This red sandstone building towering over the Old Town was consecrated way back in 1019. Destroyed by an earthquake in 1356, it was rebuilt along Romanesque and Gothic lines with a green-and-yellow-tile roof. The cathedral has functioned as an Evangelical Reformed church since 1529.
The facade is richly decorated, depicting everything from prophets to virgins. The pulpit, which dates from 1486, was carved from a single block of stone. One of its many treasures, at the end of the south aisle, is an 11th-century bas-relief. There's a monumental slab on one of the pillars honoring Erasmus of Rotterdam, who died in Basel in 1536. The church also contains the tomb of Anna von Hohenberg, wife of Rudolf of Habsburg. The double cloister was erected in the 15th century on the foundations of a much earlier Roman structure. Visitors will find an excellent view from the twin Gothic towers of the cathedral.

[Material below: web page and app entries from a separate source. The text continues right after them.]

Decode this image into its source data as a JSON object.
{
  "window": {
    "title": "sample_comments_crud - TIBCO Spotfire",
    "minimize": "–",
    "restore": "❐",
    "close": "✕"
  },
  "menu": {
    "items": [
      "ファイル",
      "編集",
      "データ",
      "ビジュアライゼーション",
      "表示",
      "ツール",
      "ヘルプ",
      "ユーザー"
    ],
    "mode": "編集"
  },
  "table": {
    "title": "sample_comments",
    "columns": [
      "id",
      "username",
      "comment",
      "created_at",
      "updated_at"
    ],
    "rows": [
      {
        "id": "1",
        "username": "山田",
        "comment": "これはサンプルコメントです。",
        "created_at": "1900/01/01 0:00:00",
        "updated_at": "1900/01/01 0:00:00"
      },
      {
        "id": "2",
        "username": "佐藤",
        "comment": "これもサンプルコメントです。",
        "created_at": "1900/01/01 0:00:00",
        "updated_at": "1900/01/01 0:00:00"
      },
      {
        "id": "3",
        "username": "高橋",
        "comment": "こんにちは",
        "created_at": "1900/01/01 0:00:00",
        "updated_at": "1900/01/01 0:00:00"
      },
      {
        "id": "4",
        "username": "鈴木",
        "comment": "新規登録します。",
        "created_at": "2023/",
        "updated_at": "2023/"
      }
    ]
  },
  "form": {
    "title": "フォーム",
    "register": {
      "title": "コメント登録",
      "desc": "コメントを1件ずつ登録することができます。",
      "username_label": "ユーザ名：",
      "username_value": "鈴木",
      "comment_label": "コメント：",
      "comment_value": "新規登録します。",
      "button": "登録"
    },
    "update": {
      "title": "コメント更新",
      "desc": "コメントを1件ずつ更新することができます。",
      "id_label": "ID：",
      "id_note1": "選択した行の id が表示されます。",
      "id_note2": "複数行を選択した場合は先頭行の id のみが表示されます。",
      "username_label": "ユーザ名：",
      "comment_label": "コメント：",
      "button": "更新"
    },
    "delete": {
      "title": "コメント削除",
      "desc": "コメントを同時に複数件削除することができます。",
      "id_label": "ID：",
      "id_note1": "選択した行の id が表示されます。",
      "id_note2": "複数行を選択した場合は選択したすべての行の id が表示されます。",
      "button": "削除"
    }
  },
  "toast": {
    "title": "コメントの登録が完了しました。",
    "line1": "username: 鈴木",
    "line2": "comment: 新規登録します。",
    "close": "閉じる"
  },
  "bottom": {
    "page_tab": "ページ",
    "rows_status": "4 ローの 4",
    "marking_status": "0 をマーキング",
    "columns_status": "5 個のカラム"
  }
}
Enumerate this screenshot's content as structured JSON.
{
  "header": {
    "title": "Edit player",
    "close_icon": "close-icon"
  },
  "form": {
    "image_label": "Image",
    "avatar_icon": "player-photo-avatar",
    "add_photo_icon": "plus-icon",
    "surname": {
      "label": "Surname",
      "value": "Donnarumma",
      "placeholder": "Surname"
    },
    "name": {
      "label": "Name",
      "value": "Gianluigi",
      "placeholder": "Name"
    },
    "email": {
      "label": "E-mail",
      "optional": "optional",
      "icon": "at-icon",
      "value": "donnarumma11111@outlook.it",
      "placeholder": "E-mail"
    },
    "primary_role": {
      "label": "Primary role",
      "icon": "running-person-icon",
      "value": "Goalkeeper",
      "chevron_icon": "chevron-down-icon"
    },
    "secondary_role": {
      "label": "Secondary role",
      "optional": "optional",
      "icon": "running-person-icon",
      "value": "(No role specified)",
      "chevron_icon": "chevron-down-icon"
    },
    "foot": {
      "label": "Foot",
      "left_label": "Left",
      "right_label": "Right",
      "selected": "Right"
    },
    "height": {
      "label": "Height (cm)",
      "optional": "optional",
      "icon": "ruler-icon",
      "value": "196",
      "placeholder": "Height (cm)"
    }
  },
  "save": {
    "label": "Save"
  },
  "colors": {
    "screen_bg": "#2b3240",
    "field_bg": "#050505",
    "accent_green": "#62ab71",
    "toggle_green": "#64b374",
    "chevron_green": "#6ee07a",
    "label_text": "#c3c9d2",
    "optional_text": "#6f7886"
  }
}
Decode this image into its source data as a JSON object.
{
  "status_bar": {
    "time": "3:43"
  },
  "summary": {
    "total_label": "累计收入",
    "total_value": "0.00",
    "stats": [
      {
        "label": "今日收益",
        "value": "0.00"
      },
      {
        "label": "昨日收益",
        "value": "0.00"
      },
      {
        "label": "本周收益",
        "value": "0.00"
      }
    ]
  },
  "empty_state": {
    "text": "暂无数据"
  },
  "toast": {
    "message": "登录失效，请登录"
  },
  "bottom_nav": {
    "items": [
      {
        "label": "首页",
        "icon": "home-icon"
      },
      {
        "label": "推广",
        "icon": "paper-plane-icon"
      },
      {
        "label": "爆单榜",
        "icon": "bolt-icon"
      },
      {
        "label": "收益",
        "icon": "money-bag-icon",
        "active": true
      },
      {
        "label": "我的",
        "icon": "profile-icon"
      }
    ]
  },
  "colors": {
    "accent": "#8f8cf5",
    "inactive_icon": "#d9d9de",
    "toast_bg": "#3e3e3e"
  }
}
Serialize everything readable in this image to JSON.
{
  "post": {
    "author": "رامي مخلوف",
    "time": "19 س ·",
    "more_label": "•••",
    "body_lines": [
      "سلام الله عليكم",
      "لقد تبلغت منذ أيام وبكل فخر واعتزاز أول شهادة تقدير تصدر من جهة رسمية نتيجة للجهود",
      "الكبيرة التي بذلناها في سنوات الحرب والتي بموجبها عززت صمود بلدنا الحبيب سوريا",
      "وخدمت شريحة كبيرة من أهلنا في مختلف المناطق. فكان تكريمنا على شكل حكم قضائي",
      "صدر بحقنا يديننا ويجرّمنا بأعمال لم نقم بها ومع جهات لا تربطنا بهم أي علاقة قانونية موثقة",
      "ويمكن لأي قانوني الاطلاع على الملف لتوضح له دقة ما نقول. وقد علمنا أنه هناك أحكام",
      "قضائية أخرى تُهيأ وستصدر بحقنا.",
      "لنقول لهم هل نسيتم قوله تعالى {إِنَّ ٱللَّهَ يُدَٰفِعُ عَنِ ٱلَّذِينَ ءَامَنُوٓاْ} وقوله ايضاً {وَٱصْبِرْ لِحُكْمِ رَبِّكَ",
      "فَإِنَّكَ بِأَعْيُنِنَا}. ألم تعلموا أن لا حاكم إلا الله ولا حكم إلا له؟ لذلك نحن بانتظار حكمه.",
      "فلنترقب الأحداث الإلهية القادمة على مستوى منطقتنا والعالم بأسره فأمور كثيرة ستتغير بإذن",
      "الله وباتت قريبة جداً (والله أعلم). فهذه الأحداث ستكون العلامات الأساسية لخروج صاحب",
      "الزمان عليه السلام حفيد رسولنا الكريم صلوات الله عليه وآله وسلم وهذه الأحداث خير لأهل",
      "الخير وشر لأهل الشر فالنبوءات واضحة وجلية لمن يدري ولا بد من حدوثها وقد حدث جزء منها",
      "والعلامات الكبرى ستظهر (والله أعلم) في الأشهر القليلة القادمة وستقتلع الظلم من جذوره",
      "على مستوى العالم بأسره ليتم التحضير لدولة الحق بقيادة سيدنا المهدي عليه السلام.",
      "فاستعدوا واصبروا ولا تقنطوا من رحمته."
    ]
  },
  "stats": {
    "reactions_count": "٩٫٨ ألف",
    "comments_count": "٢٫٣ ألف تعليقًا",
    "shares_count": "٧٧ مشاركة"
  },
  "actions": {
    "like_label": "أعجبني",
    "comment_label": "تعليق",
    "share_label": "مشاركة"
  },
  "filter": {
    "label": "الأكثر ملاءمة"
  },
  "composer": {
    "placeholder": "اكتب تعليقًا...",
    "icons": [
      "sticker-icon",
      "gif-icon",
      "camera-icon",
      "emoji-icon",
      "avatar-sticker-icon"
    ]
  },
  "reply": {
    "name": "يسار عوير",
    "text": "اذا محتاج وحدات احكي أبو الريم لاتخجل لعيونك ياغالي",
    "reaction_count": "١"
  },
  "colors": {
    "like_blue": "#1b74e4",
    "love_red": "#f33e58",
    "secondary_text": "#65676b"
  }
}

There are also two famous views of the cathedral -- from the right bank of the Rhine and from the back of the Pfalz (palace). This 20m (65-ft.) terrace also provides a splendid panorama of the Rhine and Germany's Black Forest.